Words by Mike Wilson, Sustainability Lead
As Sustainability Lead at Garçon Wines, a key responsibility of mine is to ensure that we are able to deliver a product that is equally environmentally friendly, consumer centric and financially cost effective throughout the supply chain for our customers. Designing our flat, 100% recycled PET bottles with recyclability in mind plays a key role in helping to achieve this.
To understand this in more detail, and in celebration of Global Recycling Day, I’ll be taking a deeper dive into recycling, how Garçon Wines plays our part, and what the future of this process looks like.
Why is recycling important?
In a world of finite resources, we must choose to ensure we keep as much of the material we already use in circulation. Recycling provides an opportunity to capture these valuable materials and provide an additional planetary resource, which is now being referred to as our “Seventh” resource.
This “Seventh” resource of recyclables supplies 40% of the world’s total raw materials, such as recycled plastics, aluminium, or paper. It also has a significant benefit in reducing greenhouse gas (GHG) emissions. Every year, recyclables save over 700 million tonnes of CO2 emissions. This is achieved by utilising pre-existing material as the feedstock, which doesn’t require the same intensity of energy usage to produce, resulting in lower associated GHG emissions.
How do we play our part?
At Garçon Wines, we see the huge benefit of recycled content, as our bottles are made from 100% recycled PET (rPET). By choosing to use rPET instead of virgin PET, not only do we give a new life to recycled material, we avoid the reliance on virgin materials. rPET has a much lighter environmental footprint versus virgin PET, with rPET requiring 90% less energy to produce and causing 79% less GHG emissions versus the production of virgin PET.
Using rPET also ensures that our bottle is made from one of the most widely recycled materials on the planet. For instance, across the UK every single local authority collects PET plastic through household kerbside collections. It is crucial to ensure packaging used by our end consumer is not only designed for life in service but also for end of life.
Our bottles have been designed with this end of life in mind, to ensure they are fully recyclable within the PET recycling stream. This is possible as the cap and label elements are separated off during processing. PET bottles are often mechanically flaked before washing, which means the bottle, cap, and label material separation occurs within the float tank stage of processing. The heavier PET flakes sink, while the lighter cap material (polypropylene and polyethylene) and label material (polypropylene) float. These separated materials are then collected for reprocessing. We also accommodate the use of other material, such as paper labels, which don’t inhibit recycling as they are removed during the caustic wash process. We also accommodate the use of other material, such as paper labels, which don’t inhibit recycling as they are removed during the caustic wash process.

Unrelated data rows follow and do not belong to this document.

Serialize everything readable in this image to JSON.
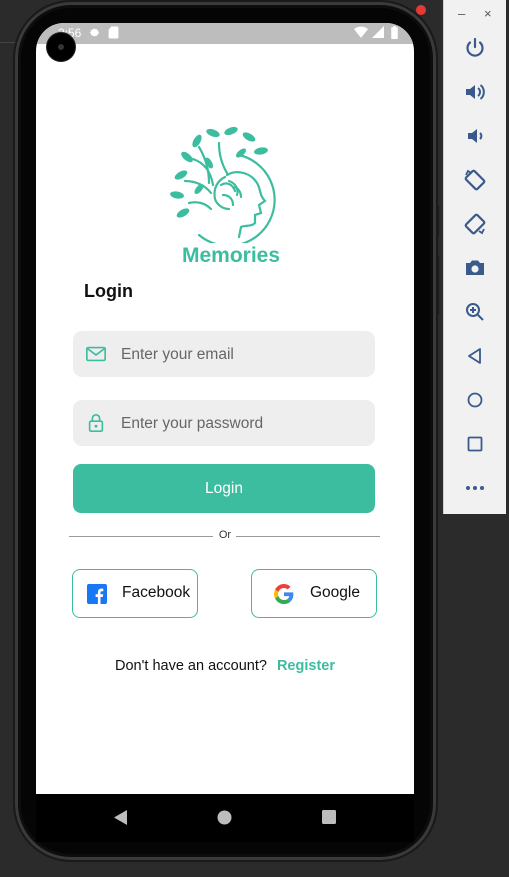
{
  "status_bar": {
    "time": "2:56"
  },
  "app": {
    "brand": "Memories",
    "title": "Login",
    "email": {
      "placeholder": "Enter your email",
      "value": ""
    },
    "password": {
      "placeholder": "Enter your password",
      "value": ""
    },
    "login_label": "Login",
    "divider_text": "Or",
    "facebook_label": "Facebook",
    "google_label": "Google",
    "no_account_text": "Don't have an account?",
    "register_label": "Register"
  },
  "colors": {
    "accent": "#3dbd9f",
    "field_bg": "#eeeeee"
  },
  "emulator_panel": {
    "window_controls": [
      "–",
      "×"
    ],
    "tools": [
      "power-icon",
      "volume-up-icon",
      "volume-down-icon",
      "rotate-left-icon",
      "rotate-right-icon",
      "camera-icon",
      "zoom-icon",
      "back-icon",
      "home-icon",
      "overview-icon",
      "more-icon"
    ]
  }
}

In addition to our product design, it is crucial to work closely with the wider recycling ecosystem. This is an important aspect of our responsibility in ensuring we learn from the invaluable insights from the experience of local recycling organisations, such as testing our bottle through real life material recovery facilities (MRFs). Across the UK and Nordics, we have close working relationships with recycling partners. We are members of RECOUP in the UK and have achieved recyclability approval within the Deposit Return Schemes (DRS) in the Nordic markets.
The future of recycling?

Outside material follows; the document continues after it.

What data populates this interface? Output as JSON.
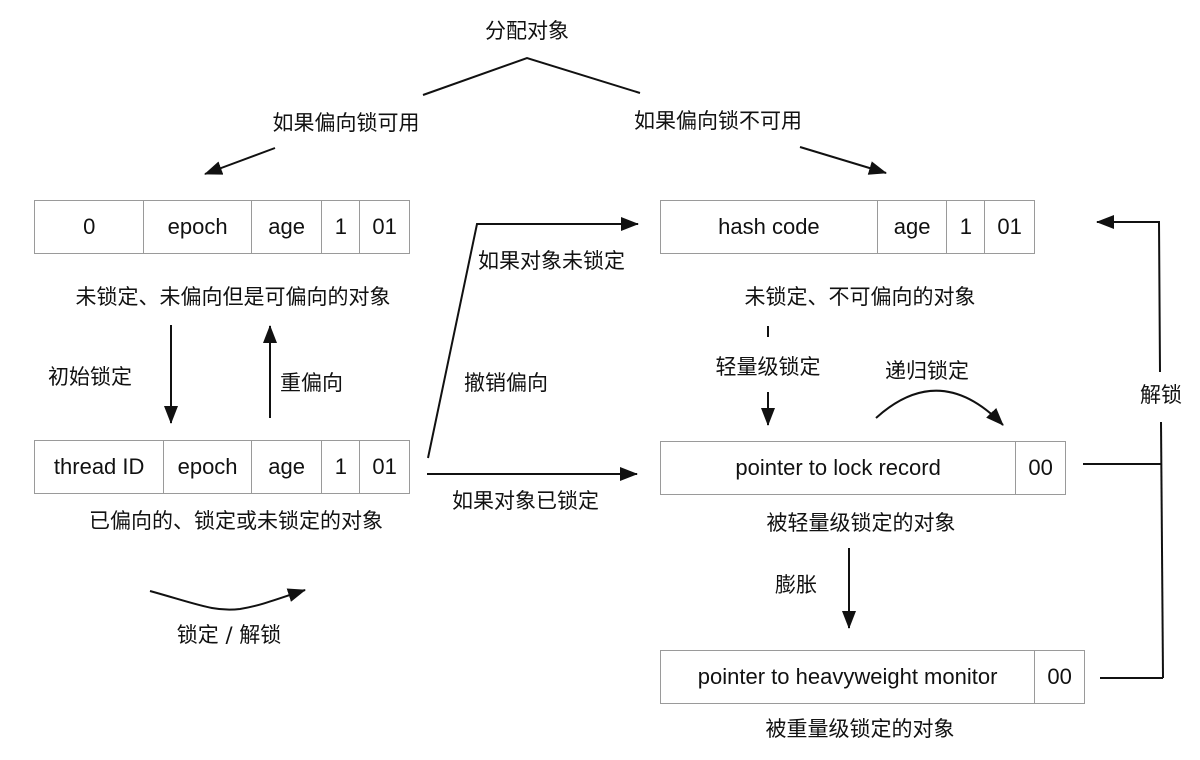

Globally, there are significant opportunities to establish national recycling infrastructures to not only capture these valuable resources, but also prevent it from leaking into the natural environment. This will not only require investment and involvement of governments but also consumer education about the benefits of recycling.
Closer to home, the rollout of Deposit Return Schemes (DRS) across the UK and Ireland is expected over the next 2 to 3 years. While these schemes may have some challenges, there is clear proof from well-run and long established DRS in the Nordics that they can play a vital role in capturing valuable packaging materials. For example, in Finland they collect 90% of PET bottles!
It is also important to highlight the technology behind recycling. Across the planet, mechanical recycling is currently the most financially viable method at scale. However, as advances in chemical and enzymatic recycling continue, there is definitely the opportunity to have the various methods complement one another. This will allow for capturing of the most valuable materials, but also some of the trickier materials to recycle, expanding the market for recycled content and reducing the volume of materials being sent to landfill or incinerated.
Fundamentally, moving away from the linear, take-make-waste model, and adopting a more circular approach of reusing materials will help us move towards improving our planetary health.
There is by no means one singular silver bullet solution to globally improving waste management infrastructures and elevating the role of recycling. However, we can all play our part in making a difference and I believe raising awareness of the importance of recycling through celebrating Global Recycling Day can help us take a step in the right direction.
Finally, one key top tip on this day – give it a rinse!
For any food contact packaging, be sure to clean it prior to placing it in your recycling bin. Doing so will help increase the chance of it being fully recycled by reducing the possibility of contaminating the recycling process.